◆ Problem statement: Where an image appears, leave it out; otherwise repeat the data exactly.

Page and application data records
*** Block opens ***
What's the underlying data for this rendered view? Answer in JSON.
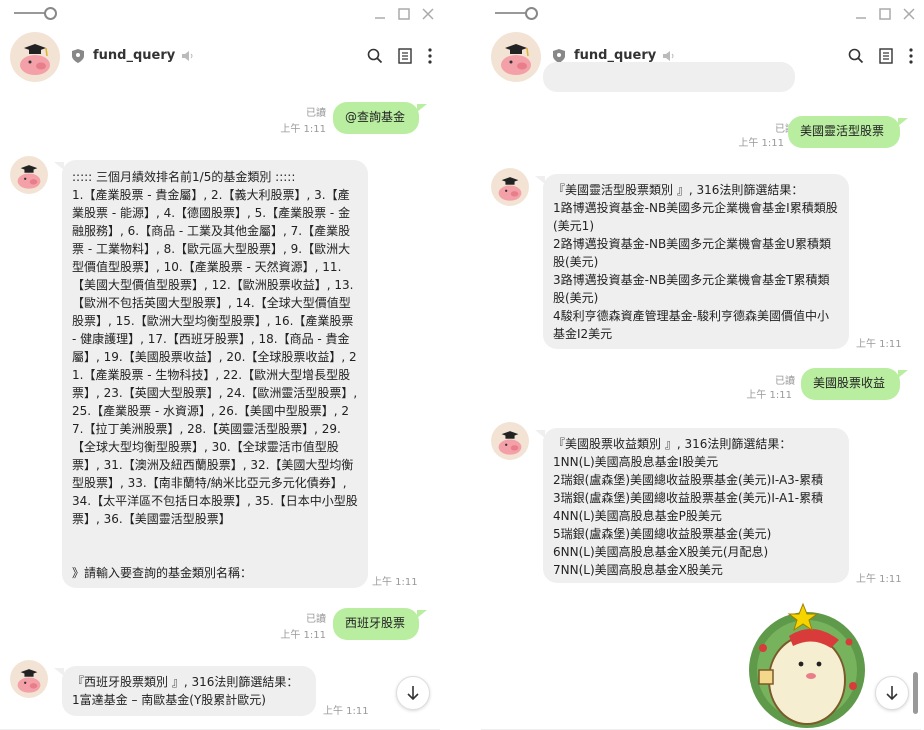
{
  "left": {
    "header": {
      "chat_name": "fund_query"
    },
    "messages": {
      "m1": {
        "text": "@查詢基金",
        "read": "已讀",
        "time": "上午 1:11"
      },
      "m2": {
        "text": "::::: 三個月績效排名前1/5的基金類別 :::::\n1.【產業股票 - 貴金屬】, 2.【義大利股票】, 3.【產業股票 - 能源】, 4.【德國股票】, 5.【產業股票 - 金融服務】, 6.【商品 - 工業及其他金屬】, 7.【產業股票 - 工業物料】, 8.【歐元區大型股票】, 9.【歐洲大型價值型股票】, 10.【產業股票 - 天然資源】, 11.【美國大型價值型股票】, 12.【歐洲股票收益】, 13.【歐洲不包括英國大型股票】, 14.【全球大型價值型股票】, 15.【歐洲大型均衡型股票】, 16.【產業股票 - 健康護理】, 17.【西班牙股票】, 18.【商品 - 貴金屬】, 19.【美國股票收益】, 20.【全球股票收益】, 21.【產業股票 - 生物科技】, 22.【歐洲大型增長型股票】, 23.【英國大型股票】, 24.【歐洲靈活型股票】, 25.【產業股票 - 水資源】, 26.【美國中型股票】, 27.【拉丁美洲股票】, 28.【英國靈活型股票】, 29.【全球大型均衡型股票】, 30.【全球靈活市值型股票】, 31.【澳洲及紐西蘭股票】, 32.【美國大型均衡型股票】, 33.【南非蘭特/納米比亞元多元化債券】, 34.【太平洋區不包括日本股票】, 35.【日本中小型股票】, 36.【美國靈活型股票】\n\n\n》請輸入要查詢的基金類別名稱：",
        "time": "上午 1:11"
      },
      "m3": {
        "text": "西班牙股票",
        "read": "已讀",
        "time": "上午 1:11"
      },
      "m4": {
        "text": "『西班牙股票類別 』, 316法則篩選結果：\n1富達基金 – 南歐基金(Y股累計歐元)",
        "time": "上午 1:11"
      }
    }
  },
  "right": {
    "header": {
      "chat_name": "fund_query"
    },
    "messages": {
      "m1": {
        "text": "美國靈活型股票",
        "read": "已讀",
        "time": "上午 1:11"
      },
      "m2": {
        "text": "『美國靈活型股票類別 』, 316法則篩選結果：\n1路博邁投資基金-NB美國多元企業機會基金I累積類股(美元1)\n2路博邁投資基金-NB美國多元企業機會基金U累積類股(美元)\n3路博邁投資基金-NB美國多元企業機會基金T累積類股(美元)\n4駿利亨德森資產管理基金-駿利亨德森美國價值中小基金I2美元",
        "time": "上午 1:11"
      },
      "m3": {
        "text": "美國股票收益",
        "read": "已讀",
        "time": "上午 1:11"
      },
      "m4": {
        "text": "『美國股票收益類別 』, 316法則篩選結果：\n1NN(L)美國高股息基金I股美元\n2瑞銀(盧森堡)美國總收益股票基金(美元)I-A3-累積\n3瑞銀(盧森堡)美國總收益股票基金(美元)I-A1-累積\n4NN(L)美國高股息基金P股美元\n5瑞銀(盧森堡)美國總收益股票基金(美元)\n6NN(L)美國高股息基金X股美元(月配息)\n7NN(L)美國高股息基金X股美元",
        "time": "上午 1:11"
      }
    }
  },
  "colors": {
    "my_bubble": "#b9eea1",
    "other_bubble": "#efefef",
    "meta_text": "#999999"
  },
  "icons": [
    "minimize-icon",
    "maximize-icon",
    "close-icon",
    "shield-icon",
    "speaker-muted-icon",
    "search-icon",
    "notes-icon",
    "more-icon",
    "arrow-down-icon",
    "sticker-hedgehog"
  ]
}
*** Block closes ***
◆ Task response:
What's the underlying data for this rendered view? Answer in JSON.
{
  "left": {
    "header": {
      "chat_name": "fund_query"
    },
    "messages": {
      "m1": {
        "text": "@查詢基金",
        "read": "已讀",
        "time": "上午 1:11"
      },
      "m2": {
        "text": "::::: 三個月績效排名前1/5的基金類別 :::::\n1.【產業股票 - 貴金屬】, 2.【義大利股票】, 3.【產業股票 - 能源】, 4.【德國股票】, 5.【產業股票 - 金融服務】, 6.【商品 - 工業及其他金屬】, 7.【產業股票 - 工業物料】, 8.【歐元區大型股票】, 9.【歐洲大型價值型股票】, 10.【產業股票 - 天然資源】, 11.【美國大型價值型股票】, 12.【歐洲股票收益】, 13.【歐洲不包括英國大型股票】, 14.【全球大型價值型股票】, 15.【歐洲大型均衡型股票】, 16.【產業股票 - 健康護理】, 17.【西班牙股票】, 18.【商品 - 貴金屬】, 19.【美國股票收益】, 20.【全球股票收益】, 21.【產業股票 - 生物科技】, 22.【歐洲大型增長型股票】, 23.【英國大型股票】, 24.【歐洲靈活型股票】, 25.【產業股票 - 水資源】, 26.【美國中型股票】, 27.【拉丁美洲股票】, 28.【英國靈活型股票】, 29.【全球大型均衡型股票】, 30.【全球靈活市值型股票】, 31.【澳洲及紐西蘭股票】, 32.【美國大型均衡型股票】, 33.【南非蘭特/納米比亞元多元化債券】, 34.【太平洋區不包括日本股票】, 35.【日本中小型股票】, 36.【美國靈活型股票】\n\n\n》請輸入要查詢的基金類別名稱：",
        "time": "上午 1:11"
      },
      "m3": {
        "text": "西班牙股票",
        "read": "已讀",
        "time": "上午 1:11"
      },
      "m4": {
        "text": "『西班牙股票類別 』, 316法則篩選結果：\n1富達基金 – 南歐基金(Y股累計歐元)",
        "time": "上午 1:11"
      }
    }
  },
  "right": {
    "header": {
      "chat_name": "fund_query"
    },
    "messages": {
      "m1": {
        "text": "美國靈活型股票",
        "read": "已讀",
        "time": "上午 1:11"
      },
      "m2": {
        "text": "『美國靈活型股票類別 』, 316法則篩選結果：\n1路博邁投資基金-NB美國多元企業機會基金I累積類股(美元1)\n2路博邁投資基金-NB美國多元企業機會基金U累積類股(美元)\n3路博邁投資基金-NB美國多元企業機會基金T累積類股(美元)\n4駿利亨德森資產管理基金-駿利亨德森美國價值中小基金I2美元",
        "time": "上午 1:11"
      },
      "m3": {
        "text": "美國股票收益",
        "read": "已讀",
        "time": "上午 1:11"
      },
      "m4": {
        "text": "『美國股票收益類別 』, 316法則篩選結果：\n1NN(L)美國高股息基金I股美元\n2瑞銀(盧森堡)美國總收益股票基金(美元)I-A3-累積\n3瑞銀(盧森堡)美國總收益股票基金(美元)I-A1-累積\n4NN(L)美國高股息基金P股美元\n5瑞銀(盧森堡)美國總收益股票基金(美元)\n6NN(L)美國高股息基金X股美元(月配息)\n7NN(L)美國高股息基金X股美元",
        "time": "上午 1:11"
      }
    }
  },
  "colors": {
    "my_bubble": "#b9eea1",
    "other_bubble": "#efefef",
    "meta_text": "#999999"
  },
  "icons": [
    "minimize-icon",
    "maximize-icon",
    "close-icon",
    "shield-icon",
    "speaker-muted-icon",
    "search-icon",
    "notes-icon",
    "more-icon",
    "arrow-down-icon",
    "sticker-hedgehog"
  ]
}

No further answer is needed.